George continued to voice his displeasure throughout the rest of the regular season and into the playoffs. He then let it be known that he would like to play for his hometown Los Angeles Lakers when he can become a free agent in 2018. In addition, with George missing out on making an All-NBA team, he is not eligible for the new Designated Player Veteran Extension (DPVE) this summer, which would have allowed the Pacers to give him a major increase in pay and might have been enough keep him.
Publicly, the Pacers have been fairly quiet, but the first task facing Kevin Pritchard is a monumental one. If Indiana hangs onto George, they risk watching him walk away in the summer of 2018 for nothing. Their major leverage point, the DPVE, is no longer in play. It is probably time for Indiana to get serious about listening to offers. Unfortunately, with George only under contract for one more season (he has a player option for 2018-19 that he is sure to decline) and his known affinity for the Lakers, his value is somewhat complicated.
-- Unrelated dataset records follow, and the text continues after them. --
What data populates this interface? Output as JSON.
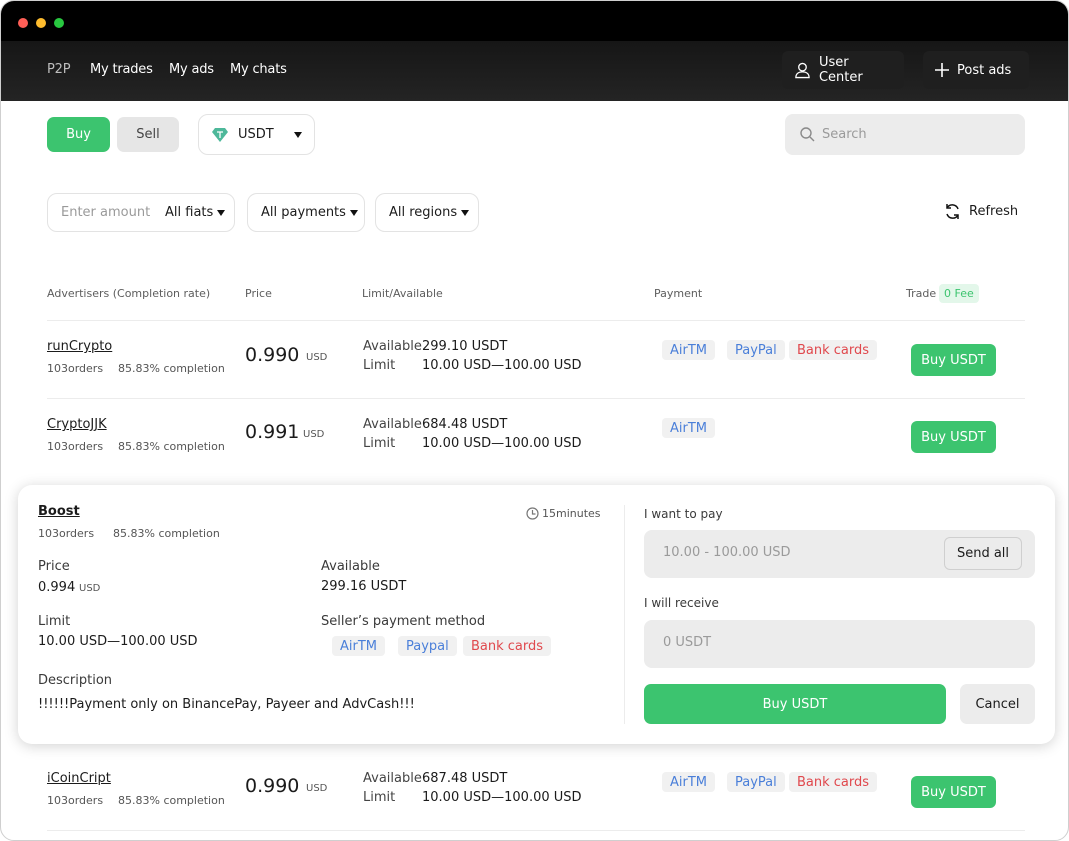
{
  "nav": {
    "p2p": "P2P",
    "my_trades": "My trades",
    "my_ads": "My ads",
    "my_chats": "My chats",
    "user_center": "User Center",
    "post_ads": "Post ads"
  },
  "toolbar": {
    "buy": "Buy",
    "sell": "Sell",
    "asset": "USDT",
    "search_placeholder": "Search"
  },
  "filters": {
    "amount_placeholder": "Enter amount",
    "fiats": "All fiats",
    "payments": "All payments",
    "regions": "All regions",
    "refresh": "Refresh"
  },
  "table": {
    "headers": {
      "advertisers": "Advertisers (Completion rate)",
      "price": "Price",
      "limit": "Limit/Available",
      "payment": "Payment",
      "trade": "Trade",
      "fee_badge": "0 Fee"
    },
    "labels": {
      "available": "Available",
      "limit": "Limit"
    },
    "rows": [
      {
        "name": "runCrypto",
        "orders": "103orders",
        "completion": "85.83% completion",
        "price": "0.990",
        "currency": "USD",
        "available": "299.10 USDT",
        "limit": "10.00 USD—100.00 USD",
        "payments": [
          "AirTM",
          "PayPal",
          "Bank cards"
        ],
        "button": "Buy USDT"
      },
      {
        "name": "CryptoJJK",
        "orders": "103orders",
        "completion": "85.83% completion",
        "price": "0.991",
        "currency": "USD",
        "available": "684.48 USDT",
        "limit": "10.00 USD—100.00 USD",
        "payments": [
          "AirTM"
        ],
        "button": "Buy USDT"
      },
      {
        "name": "iCoinCript",
        "orders": "103orders",
        "completion": "85.83% completion",
        "price": "0.990",
        "currency": "USD",
        "available": "687.48 USDT",
        "limit": "10.00 USD—100.00 USD",
        "payments": [
          "AirTM",
          "PayPal",
          "Bank cards"
        ],
        "button": "Buy USDT"
      }
    ]
  },
  "detail": {
    "name": "Boost",
    "orders": "103orders",
    "completion": "85.83% completion",
    "time": "15minutes",
    "price_label": "Price",
    "price": "0.994",
    "currency": "USD",
    "available_label": "Available",
    "available": "299.16 USDT",
    "limit_label": "Limit",
    "limit": "10.00 USD—100.00 USD",
    "method_label": "Seller’s payment method",
    "methods": [
      "AirTM",
      "Paypal",
      "Bank cards"
    ],
    "description_label": "Description",
    "description": "!!!!!!Payment only on BinancePay, Payeer and AdvCash!!!",
    "pay_label": "I want to pay",
    "pay_placeholder": "10.00 - 100.00 USD",
    "send_all": "Send all",
    "receive_label": "I will receive",
    "receive_placeholder": "0 USDT",
    "buy": "Buy USDT",
    "cancel": "Cancel"
  },
  "colors": {
    "green": "#3cc46f",
    "blue_tag": "#4a7fd9",
    "red_tag": "#e0484d"
  },
  "icons": [
    "user-icon",
    "plus-icon",
    "usdt-diamond-icon",
    "search-icon",
    "refresh-icon",
    "clock-icon"
  ]
}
On one hand, George is one of the best players in the NBA and would improve any team he goes to. That should fetch a lot in trade. On the other hand, no team is going to want to pay a major price for a player who could walk away after just one year. At this point, the Pacers need to see if they can extract a package of young players and/or draft picks from a team with an excess of both that is also on the verge of contention. The Celtics seem to fit this bill and had interest at the trade deadline. Depending on how the rest of the Boston offseason goes, it would behoove Indiana to at least be open to having a conversation.
The Pacers can also keep George and reassess if necessary as the season goes along, but that is a risky strategy. He could then be viewed as only a few months long rental and might not return as much of a package as he could in the offseason. They can also hope he makes All-NBA in 2018 and that re-opens the possibility of the DPVE for Indiana. That is no less risky of a strategy as his path to All-NBA is likely to be just as difficult this coming season as it was in 16-17.
The Pacers are undergoing a transition at the very top with Pritchard replacing Larry Bird. His first major decision isn’t an easy one. How he handles George could set the franchise path for years going forward. If George is traded, is there a need to re-sign Teague? Is it best to trade the other veterans and build around a blossoming young player in Turner? This summer is a bit like a Choose Your Own Adventure book for Indiana and, just like in those books, they must choose wisely.
Guaranteed Contracts (6): Monta Ellis, Paul George, Al Jefferson, Lance Stephenson, Myles Turner, Thaddeus Young
Partial/Non-Guaranteed Contracts (5): Rakeem Christmas, Georges Niang, Glenn Robinson III, Kevin Seraphin, Joseph Young
Potential Free Agents (4): Lavoy Allen (UFA – Team Option), Aaron Brooks (UFA), C.J. Miles (UFA – Player Option), Jeff Teague (UFA)
“Dead” Money on Cap (0): None
First Round Draft Pick(s): Pick #18
Maximum Cap Space: $33,704,263
Projected Cap Space: $11,765,754